What is a Transistor?
A semiconductor device that has the ability to produce amplification is known as a transistor. Current is transferred from a low resistance circuit to a high resistance circuit to achieve the amplifying effect.
It’s made up of two PN junctions that link either a p-type or n-type semiconductor between two kinds.
Terminals of Transistor
A transistor has three sections of doped semiconductors. They are emitter, base, and collector.
The first section of the transistor is called the emitter. The function of an emitter is to supply majority charge carriers to the base. The emitter is always forward biased in relation to the base in order to supply the base with the bulk of charge carriers. The emitter is heavily doped.
The third section of the transistor is called the collector. The function of the collector is to collect the majority of charge carriers. To keep charge carriers away from the junction, the collector is always reverse biased in relation to the base. The collector is moderately doped.
The base refers to the transistor’s center part. The base is thinner than the emitter and collector so that it may pass most of the charge carriers to the collector. The base is very lightly doped compared to the emitter and collector.

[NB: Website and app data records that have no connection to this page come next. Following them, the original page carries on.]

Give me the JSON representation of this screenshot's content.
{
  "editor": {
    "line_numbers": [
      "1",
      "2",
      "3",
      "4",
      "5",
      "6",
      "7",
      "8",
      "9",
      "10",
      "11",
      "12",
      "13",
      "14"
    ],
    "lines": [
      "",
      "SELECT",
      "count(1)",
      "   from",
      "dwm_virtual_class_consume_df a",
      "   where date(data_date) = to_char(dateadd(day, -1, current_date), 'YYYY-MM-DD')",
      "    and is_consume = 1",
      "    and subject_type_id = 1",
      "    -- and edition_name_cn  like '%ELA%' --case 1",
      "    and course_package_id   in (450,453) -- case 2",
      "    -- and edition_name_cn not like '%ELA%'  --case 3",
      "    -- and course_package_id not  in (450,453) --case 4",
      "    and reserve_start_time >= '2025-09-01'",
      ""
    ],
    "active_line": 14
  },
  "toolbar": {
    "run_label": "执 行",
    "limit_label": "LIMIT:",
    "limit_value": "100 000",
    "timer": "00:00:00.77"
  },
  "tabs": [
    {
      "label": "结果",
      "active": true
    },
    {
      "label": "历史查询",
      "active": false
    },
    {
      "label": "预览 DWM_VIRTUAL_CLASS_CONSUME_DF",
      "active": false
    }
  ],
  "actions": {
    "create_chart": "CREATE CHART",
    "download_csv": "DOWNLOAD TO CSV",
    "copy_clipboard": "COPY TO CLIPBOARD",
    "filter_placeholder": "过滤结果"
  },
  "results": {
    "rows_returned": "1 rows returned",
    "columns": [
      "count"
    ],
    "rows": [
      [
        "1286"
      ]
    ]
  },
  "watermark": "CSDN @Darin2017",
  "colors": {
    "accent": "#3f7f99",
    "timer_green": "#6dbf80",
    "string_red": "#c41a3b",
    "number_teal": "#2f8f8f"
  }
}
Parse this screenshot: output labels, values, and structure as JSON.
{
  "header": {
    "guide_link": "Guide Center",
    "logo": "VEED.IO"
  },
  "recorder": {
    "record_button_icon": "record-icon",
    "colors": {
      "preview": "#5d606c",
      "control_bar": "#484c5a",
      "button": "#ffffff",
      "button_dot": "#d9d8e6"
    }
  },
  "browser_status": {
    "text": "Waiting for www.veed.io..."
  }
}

Types of Transistor
There are two types of transistors:
1. NPN transistor
An NPN transistor is a type of transistor in which a thin layer of p-type semiconductor is sandwiched between two thick layers of n-type semiconductor. The structural diagram of an NPN transistor is shown below.
A PNP transistor is a type of transistor in which a thin layer of n-type semiconductor is sandwiched between two thick layers of p-type semiconductor. The structural diagram of a PNP transistor is shown below.
Operation of transistor
1. Transistor as an amplifier.
For operating a transistor as an amplifier, we should operate the transistor in active mode. The circuit below shows the basic common emitter configuration of a transistor. While operating the transistor in a common emitter configuration, we can enable the transistor to work as an amplifier.
The figure below shows the input and output characteristics of the transistor working in the CE (Common Emitter) configuration. In the following figure, VCE1 > VCE2.
In the following output characteristics curve, the transistor can work in the active region to operate it as an amplifier.
2.Transistor as a Switch
A transistor can work in one of the following modes of operations:
- Active mode
- Cutoff mode
- Saturation mode
For operating a transistor as a switch, the area of operation for the transistor are saturation mode and cutoff mode. The transistor driven in cutoff mode acts as an ‘OFF’ device and operating in saturation mode acts as an ‘ON’ device. The two regions of operation are shown below in which the shaded part represents cutoff and saturation mode.
Operation in cutoff mode
For operating a transistor in cutoff mode, the base current should be zero. The base-emitter voltage VBE is less than 0.7V which shows that this base-emitter junction is reverse biased. Hence, the base-collector junction is also reverse biased.
Since all the currents in the transistor are equal to zero, the transistor is in ‘OFF’ condition and acts as an open switch which is shown in the circuit diagram below.
Operation in saturation mode
For operating a transistor in saturation mode, the transistor is biased so that a sufficient amount of base current IB is applied which results in an insufficient amount of collector current IC. The voltage between the collector and the emitter drops as a result of this. As a result, the depletion layer becomes small, and maximum current flows through the transistor.
VCE=0 & Vout=0
Hence, the base-emitter junction is forward biased i.e. VBE>0.7V. The base-collector junction is also forward biased and the transistor acts as a closed switch which is shown in the circuit diagram below.